But it’s not just youth pop culture that is toxic; it’s everywhere. It’s in the cafeteria, on Instagram, in the classroom, and in other families’ homes. The culture is teaching our kids to always look good, have all the right gadgets, and be the best at everything, in order to keep up with everybody else. It’s a culture of discontentment, comparison, and competition that is making our kids more anxious and less happy than ever. It’s never enough. It’s an insatiable more.

As a concerned parent, the question is, “How do you create a family life that is what you want?”  Continue reading “Your Family. Your Culture.”

Parenting is Regulating

Every parent should regulate their children’s behavior until they are ready to regulate their own. It will likely be a 20-year process, which starts with full regulatory control of the infant and ends with total release of all control at adulthood.

What does it mean “to regulate?” In grammatical terms, it is a transitive verb, meaning that a subject rules or governs another object by adjusting the time, amount, degree, or rate of something upon the object.

Let’s take food, for example. An infant has no idea how to handle his hunger pains, can’t make decisions about food, and can’t feed himself. It is the parent’s job to fully control the diet of the child. The twenty-year old, on the other hand, should have mature eating habits within his full control: when to eat, what to eat, how much, how to shop, how to cook, how to balance his nutrition with exercise, etc. Continue reading “Parenting is Regulating”

The Power of Kindness

Josh was a normal teenager whose father died. His mother moved them from their home in the country to the city, with the hope that a fresh start would improve their lives.

But Josh was ridiculed in his new school for no good reason. In fact, he was ridiculed for a horrible reason.

Instead of responding with hatred or melting into melancholy, Josh chose to be kind. To everyone. Simply kind. And his world changed.
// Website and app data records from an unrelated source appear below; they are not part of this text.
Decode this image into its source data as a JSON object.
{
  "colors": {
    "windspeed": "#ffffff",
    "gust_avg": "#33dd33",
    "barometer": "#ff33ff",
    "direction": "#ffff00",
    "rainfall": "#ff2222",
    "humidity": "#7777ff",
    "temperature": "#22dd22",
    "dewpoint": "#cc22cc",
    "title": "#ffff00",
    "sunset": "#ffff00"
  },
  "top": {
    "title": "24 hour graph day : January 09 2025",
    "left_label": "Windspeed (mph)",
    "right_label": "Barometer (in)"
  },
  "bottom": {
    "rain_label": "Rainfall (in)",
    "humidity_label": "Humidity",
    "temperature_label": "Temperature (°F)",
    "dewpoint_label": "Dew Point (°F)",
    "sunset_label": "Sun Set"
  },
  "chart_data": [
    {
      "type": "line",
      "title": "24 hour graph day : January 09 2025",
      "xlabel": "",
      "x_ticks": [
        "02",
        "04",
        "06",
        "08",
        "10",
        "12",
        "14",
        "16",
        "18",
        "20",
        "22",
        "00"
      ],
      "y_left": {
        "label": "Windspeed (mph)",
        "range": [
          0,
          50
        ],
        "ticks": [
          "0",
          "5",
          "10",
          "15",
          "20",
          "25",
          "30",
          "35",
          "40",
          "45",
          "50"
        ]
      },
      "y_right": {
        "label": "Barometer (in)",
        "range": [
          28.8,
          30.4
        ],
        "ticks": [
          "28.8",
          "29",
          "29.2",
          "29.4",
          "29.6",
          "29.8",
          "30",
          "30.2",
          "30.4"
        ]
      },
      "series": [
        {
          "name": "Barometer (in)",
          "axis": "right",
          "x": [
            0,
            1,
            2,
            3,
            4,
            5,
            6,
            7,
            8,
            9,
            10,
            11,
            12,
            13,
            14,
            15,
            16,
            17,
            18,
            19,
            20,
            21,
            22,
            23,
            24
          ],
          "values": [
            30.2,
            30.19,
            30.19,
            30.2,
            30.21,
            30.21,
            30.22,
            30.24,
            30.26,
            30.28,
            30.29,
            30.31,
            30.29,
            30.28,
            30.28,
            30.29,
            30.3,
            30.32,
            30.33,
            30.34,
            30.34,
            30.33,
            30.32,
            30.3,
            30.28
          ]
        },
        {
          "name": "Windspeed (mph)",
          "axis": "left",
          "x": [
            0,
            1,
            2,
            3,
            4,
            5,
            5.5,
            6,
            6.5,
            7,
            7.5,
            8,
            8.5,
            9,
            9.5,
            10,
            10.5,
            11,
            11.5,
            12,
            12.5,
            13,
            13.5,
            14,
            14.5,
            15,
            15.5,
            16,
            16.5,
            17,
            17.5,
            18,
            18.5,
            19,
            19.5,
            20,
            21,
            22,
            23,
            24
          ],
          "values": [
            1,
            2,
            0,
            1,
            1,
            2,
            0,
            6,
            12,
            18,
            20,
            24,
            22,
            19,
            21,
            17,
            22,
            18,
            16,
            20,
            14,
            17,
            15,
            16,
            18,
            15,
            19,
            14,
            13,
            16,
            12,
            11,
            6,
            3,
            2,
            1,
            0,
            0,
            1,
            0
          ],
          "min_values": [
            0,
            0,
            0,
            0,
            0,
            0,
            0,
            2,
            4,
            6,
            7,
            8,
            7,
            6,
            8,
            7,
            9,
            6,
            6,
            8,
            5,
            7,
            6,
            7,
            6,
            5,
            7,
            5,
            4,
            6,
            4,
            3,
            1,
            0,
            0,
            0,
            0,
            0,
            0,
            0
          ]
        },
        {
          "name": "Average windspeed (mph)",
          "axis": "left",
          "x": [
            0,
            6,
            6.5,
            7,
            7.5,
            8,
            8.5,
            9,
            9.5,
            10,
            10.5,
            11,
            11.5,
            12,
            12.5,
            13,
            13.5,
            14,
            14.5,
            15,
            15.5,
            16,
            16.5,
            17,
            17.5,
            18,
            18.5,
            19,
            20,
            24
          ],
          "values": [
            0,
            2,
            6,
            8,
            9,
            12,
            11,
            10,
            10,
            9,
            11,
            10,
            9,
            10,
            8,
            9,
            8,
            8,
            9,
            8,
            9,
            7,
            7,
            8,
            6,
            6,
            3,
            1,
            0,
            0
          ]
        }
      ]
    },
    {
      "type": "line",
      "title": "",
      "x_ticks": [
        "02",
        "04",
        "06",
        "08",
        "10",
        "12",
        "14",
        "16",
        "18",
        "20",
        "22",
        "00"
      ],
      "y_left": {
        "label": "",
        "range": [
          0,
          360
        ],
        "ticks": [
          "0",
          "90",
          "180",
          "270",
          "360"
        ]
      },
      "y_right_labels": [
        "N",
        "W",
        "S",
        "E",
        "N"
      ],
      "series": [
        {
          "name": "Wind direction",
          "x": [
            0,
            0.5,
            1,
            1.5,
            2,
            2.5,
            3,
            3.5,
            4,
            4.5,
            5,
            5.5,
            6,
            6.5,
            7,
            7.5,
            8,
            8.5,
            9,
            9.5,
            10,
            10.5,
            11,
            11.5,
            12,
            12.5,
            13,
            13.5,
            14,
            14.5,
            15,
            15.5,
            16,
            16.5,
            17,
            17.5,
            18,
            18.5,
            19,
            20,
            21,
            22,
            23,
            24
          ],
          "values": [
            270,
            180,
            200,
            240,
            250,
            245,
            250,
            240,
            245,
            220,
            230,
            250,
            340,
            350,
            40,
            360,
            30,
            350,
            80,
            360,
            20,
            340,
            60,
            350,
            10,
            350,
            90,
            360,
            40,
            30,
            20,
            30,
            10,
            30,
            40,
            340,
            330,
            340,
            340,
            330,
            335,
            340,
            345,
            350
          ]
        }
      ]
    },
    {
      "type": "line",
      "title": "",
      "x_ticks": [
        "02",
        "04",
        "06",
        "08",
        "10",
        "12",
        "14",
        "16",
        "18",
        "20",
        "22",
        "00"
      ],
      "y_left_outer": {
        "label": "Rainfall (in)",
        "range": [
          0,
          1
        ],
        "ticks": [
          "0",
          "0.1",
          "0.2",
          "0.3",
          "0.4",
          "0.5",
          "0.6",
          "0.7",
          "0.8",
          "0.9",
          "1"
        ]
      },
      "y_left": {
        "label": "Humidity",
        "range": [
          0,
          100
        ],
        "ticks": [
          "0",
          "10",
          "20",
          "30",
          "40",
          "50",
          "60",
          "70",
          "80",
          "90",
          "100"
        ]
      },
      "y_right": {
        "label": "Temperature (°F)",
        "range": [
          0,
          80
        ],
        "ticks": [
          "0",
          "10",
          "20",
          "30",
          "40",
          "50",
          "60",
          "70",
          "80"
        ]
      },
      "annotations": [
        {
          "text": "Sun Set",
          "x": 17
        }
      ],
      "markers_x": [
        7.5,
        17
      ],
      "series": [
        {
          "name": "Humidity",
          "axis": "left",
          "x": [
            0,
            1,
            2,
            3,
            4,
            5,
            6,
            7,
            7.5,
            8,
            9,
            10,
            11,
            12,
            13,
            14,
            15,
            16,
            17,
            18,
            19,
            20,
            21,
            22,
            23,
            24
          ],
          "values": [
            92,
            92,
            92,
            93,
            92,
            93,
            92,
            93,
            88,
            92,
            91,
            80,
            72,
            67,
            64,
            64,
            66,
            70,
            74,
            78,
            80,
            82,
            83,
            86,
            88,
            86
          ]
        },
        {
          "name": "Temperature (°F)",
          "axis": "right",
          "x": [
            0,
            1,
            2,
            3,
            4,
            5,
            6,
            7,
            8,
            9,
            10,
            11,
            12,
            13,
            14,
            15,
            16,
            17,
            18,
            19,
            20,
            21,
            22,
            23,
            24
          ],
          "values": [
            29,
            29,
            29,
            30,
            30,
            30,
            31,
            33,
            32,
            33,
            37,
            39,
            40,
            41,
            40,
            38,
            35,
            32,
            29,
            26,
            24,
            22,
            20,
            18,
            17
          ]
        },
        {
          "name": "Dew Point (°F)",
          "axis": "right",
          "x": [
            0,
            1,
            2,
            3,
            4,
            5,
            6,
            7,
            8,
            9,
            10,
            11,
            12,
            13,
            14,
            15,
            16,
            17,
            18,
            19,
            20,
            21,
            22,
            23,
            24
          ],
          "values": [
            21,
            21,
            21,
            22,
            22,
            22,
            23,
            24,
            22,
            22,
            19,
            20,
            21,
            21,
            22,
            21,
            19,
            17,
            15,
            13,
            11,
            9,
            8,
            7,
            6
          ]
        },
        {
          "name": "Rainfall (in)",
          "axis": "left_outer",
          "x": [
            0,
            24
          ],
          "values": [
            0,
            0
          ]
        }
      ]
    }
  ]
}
Josh’s kind strength is what our boys and girls should imitate in their own ways.

Advice for Middle School Kids

Recently, I asked my Facebook friends to give me advice for my 7th graders. Here’s what my friends have learned in their 30 years of growing up since 7th grade.

  • Be cool to everyone because there’s a good chance you will either marry, work with, or work for one of them one day.
  • “It’s not about the shoes, it’s about what you can do in them.” – Michael Jordan
  • The stuff you are worried about is probably the wrong stuff.
  • Everywhere you go, leave it better than you found it.
  • Sometimes it’s best to just take the butt whoopin’ you deserve and move on.
  • The prettiest girls are the ones you don’t notice right away.
  • The measure of success you hold now won’t be the same in 20 years. Be good to everyone. Many who aren’t “successful” now will be very successful in 20 years.
  • If you want to know what you are like, look around at the people you hang with.
  • You can pick you friends, you can pick your nose, but don’t ever ever pick your friend’s nose.
  • The person who chooses not to read is no better off than the person who can’t read.
  • Manners matter! Always.
  • How do you eat an elephant? One bite at a time.
  • Some days you are the dog, and some days you are the fire hydrant. That’s life.
  • There is no such thing as normal…it is only a setting on the dryer.
  • Never miss a good chance to shut up.
  • “20 years from now you will be more disappointed by the things you didn’t do than by the things you did do. So throw off the bowlines. Leave the safe harbour. Catch the trade winds in your sail. Explore. Discover. Dream.” ~ Mark Twain
  • Those who hate you don’t win, unless you hate them back.
  • Sometimes you just have to accept that “It is what it is” and sometimes you should fight it. Pray for the wisdom to know the difference.
  • “I’ve learned that people will forget what you said, people will forget what you did, but people will never forget how you made them feel.” – Maya Angelou